I reached out to the Dr. Oz team and received a response from Oz himself. When asked where he finds his nutrition information he said, “We obtain nutrition information from a wide variety of sources. We rely heavily on literature published in scientific journals as well as textbooks. In addition we consult a wide variety of experts including medical doctors and nutritionists. Our research staff is made up of myself a physician trained in preventive medicine as well as 3 medical students who take a year off to work with us. We evaluate all of the content on our show to ensure that viewers are getting accurate information. One of our researchers this year has a master’s degree in nutrition as well.” I am not sure which scientific journals Dr. Oz and his team are using, but when I researched “curcumin” and “oil of oregano,” two of the supplements that Dr. Oz has promoted on his show and that Mark, my client, is currently taking, the conclusion was that “the existing scientific evidence is insufficient to recommend their safe use.” In our interview, Dr. Oz said: “We also reach out to the Friedman school when we have difficult questions. I spent a day up at the school this summer meeting with a number of your faculty. Most recently I have spoken to an expert about fiber fortified foods and to your Dean about the current opinions on dietary fats.” He included a note that says that he and his team welcome interns to join them every month from September to June and students from Friedman are welcome to apply. *Insert eye roll*

When I asked about Dr. Oz and his team’s stance on nutritional supplements, he replied: “In general we believe that many have a place in people’s life to enhance nutrition. We always love to see more and better studies conducted on the utility of supplements in promoting health.” This is a nice response but when I begrudgingly watched a clip from the Dr. Oz show in which he says that Conjugated Linoleic Acid (CLA) can help to burn body fat, even without diet and exercise, I realized that what he says and what he does do not match. And aside from empty promises and putting people at risk with questionable pills, he is encouraging people to waste their money. This is what I told Mark in an effort curb his daily supplement cocktail. If the risk of taking his favorite “fat-melting” supplement won’t stop him, maybe the opportunity to save money will.

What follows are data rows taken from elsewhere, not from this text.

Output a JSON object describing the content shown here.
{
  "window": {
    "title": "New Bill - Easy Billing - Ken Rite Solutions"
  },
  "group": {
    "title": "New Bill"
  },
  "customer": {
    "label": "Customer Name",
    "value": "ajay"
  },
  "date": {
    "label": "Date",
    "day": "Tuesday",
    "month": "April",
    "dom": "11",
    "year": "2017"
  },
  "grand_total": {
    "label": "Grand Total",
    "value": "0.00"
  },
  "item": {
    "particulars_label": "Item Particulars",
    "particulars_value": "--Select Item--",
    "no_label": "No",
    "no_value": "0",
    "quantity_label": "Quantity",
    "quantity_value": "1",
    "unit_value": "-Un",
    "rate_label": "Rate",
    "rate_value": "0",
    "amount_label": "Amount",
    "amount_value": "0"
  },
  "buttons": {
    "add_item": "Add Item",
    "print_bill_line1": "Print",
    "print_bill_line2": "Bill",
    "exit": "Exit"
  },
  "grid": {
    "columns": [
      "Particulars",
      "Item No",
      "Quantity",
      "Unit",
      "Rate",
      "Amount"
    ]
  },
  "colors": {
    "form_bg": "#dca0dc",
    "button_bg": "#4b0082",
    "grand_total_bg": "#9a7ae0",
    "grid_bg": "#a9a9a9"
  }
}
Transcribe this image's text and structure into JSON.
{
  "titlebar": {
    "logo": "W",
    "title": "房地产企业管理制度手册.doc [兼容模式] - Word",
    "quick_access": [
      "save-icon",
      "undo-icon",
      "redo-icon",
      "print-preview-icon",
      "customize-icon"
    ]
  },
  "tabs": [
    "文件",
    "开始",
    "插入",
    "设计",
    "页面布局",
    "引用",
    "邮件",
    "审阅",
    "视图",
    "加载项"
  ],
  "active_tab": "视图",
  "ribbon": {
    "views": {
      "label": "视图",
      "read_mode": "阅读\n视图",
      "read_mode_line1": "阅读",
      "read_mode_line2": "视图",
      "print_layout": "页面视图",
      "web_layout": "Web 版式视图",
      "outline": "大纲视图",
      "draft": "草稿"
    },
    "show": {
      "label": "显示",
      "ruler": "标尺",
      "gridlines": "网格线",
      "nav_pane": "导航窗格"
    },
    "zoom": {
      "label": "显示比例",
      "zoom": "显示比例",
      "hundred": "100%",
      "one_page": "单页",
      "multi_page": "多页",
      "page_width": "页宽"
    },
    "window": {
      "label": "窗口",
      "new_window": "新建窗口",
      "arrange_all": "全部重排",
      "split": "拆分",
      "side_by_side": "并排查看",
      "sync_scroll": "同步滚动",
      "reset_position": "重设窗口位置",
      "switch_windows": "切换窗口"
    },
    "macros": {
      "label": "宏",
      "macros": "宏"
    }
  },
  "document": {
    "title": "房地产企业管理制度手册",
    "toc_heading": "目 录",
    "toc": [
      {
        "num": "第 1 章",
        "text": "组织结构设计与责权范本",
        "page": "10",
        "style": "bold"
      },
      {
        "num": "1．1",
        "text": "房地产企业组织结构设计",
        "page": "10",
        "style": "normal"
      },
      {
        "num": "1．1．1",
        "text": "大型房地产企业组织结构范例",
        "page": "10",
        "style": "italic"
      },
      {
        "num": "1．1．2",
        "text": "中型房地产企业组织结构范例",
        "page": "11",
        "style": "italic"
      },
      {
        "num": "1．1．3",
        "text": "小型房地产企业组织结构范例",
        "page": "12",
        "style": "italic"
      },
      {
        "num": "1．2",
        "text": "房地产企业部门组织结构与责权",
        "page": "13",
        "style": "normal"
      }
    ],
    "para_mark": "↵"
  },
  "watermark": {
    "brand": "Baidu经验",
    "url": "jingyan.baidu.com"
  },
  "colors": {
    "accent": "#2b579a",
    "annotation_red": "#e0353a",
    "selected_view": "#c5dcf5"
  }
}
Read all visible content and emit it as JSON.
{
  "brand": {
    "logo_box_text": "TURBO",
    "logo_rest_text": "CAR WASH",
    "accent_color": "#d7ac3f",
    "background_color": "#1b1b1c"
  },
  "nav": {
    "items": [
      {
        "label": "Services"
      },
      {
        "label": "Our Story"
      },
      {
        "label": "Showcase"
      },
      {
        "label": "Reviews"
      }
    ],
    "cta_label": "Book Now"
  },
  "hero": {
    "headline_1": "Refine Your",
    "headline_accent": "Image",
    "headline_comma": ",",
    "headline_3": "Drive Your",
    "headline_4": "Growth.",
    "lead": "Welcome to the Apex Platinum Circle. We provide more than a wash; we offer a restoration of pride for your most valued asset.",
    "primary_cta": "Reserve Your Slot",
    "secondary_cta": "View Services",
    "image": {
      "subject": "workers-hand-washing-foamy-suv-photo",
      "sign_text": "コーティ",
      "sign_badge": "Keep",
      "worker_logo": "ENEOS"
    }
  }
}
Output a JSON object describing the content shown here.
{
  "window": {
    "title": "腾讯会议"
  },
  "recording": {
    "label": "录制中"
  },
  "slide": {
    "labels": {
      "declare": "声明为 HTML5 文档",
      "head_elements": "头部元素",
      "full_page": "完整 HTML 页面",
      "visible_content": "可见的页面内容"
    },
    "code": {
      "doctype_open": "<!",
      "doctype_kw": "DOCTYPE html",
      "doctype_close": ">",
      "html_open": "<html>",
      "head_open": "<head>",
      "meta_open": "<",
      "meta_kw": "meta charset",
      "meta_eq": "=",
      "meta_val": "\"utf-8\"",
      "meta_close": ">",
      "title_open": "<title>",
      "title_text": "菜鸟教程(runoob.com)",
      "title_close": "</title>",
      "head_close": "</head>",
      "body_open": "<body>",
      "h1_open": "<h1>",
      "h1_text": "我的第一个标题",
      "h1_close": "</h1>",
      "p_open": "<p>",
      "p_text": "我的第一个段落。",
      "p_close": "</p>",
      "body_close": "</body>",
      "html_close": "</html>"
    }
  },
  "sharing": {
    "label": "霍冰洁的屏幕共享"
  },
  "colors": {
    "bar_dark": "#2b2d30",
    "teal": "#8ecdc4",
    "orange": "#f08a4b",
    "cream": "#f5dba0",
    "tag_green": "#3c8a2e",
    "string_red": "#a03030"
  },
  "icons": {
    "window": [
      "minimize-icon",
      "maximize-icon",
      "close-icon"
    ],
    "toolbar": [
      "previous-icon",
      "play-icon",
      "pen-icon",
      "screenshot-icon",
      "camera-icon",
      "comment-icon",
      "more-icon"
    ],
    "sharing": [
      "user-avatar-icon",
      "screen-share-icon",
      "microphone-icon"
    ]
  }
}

Dr. Oz is frustrating for many reasons, but for nutrition professionals it is the fact he uses his credentials as a physician to get away with promoting pseudoscience. Being a dietitian no longer involves simply telling people what to eat. It is trying to untangle the web of misinformation surrounding nutrition that clients have woven over the course of their lives and re-teach them what a healthy relationship with food should look like. While turning to supplements can seem like an easy fix, science shows that eating a diet based on whole foods like fruits, vegetables, whole grains, lean protein, and healthy fats, is the ideal diet. Science does not show that a pill is the secret to losing those last five pounds that keep hanging on. If scientists really found a cure for obesity, we would not be hearing about it at 4pm on a Tuesday afternoon. And unfortunately, the supplement industry is not going anywhere. The FDA and FTC regulate the supplement industry, but not very well. So it is up to trained and licensed nutritional professionals (i.e. registered dietitians) to educate the public about the dangers of supplements and listening to people who are simply “health experts.”

Julia Sementelli is a second-year Nutrition Communication & Behavior Change student and Boston-based registered dietitian who works in a local hospital and also counsels private clients.  You can find her on Instagram (@julia.the.rd.eats- Follow her!) where she strives to intercept confusing nutrition messages from self-proclaimed health experts with expert nutrition advice and tips (as well as some beautiful food photos if she does say so herself!).